EXERCISE DESCRIPTION: Read each of the lines below and tally those with "subtitle"; the tally is the whole answer.

THE INPUT:
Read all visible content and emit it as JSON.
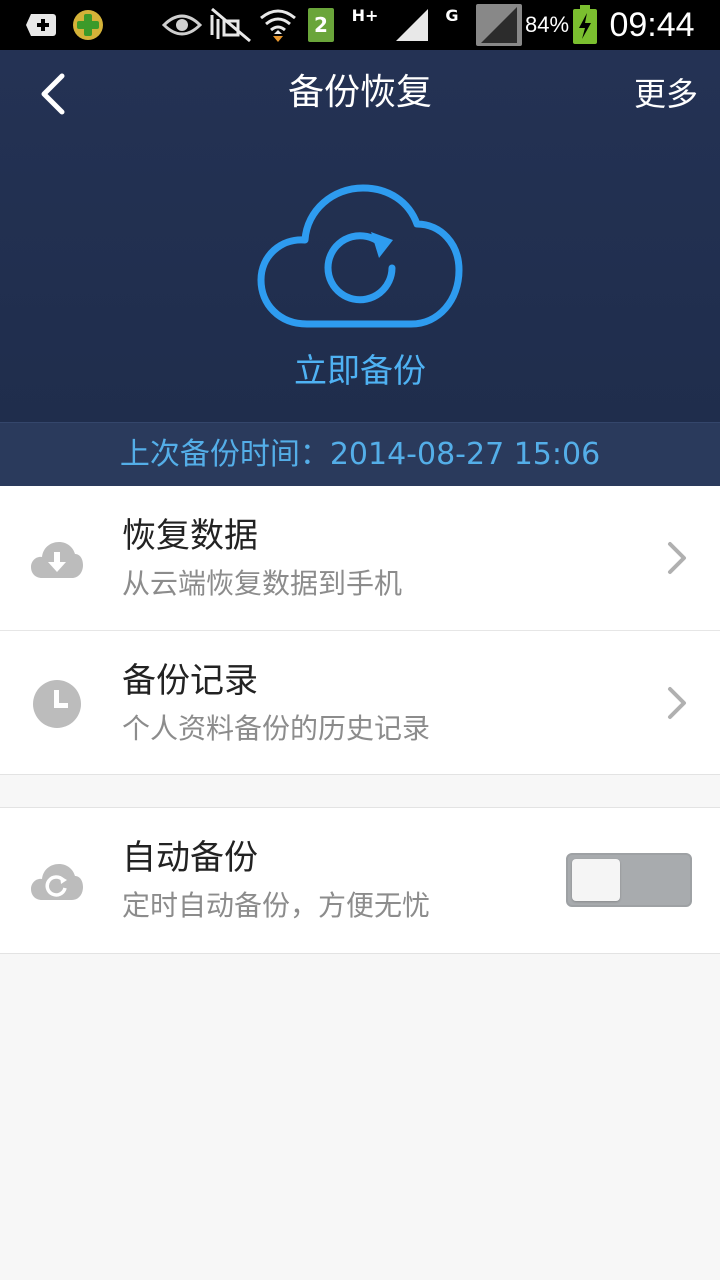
{
  "status_bar": {
    "notification_icons": [
      "add-square-icon",
      "plus-badge-icon",
      "eye-icon",
      "mute-icon",
      "wifi-icon",
      "sim-2-icon"
    ],
    "sim_badge": "2",
    "network_type_1": "H+",
    "network_type_2": "G",
    "battery_percent": "84%",
    "time": "09:44"
  },
  "header": {
    "title": "备份恢复",
    "more_label": "更多",
    "backup_now_label": "立即备份"
  },
  "last_backup": {
    "text": "上次备份时间：2014-08-27 15:06"
  },
  "menu": {
    "restore": {
      "title": "恢复数据",
      "subtitle": "从云端恢复数据到手机"
    },
    "history": {
      "title": "备份记录",
      "subtitle": "个人资料备份的历史记录"
    },
    "auto_backup": {
      "title": "自动备份",
      "subtitle": "定时自动备份，方便无忧",
      "enabled": false
    }
  },
  "colors": {
    "header_bg": "#243254",
    "accent_blue": "#4fb2f3",
    "last_backup_text": "#54aee8",
    "icon_gray": "#bcbcbc"
  }
}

SOLVED PROBLEM: 3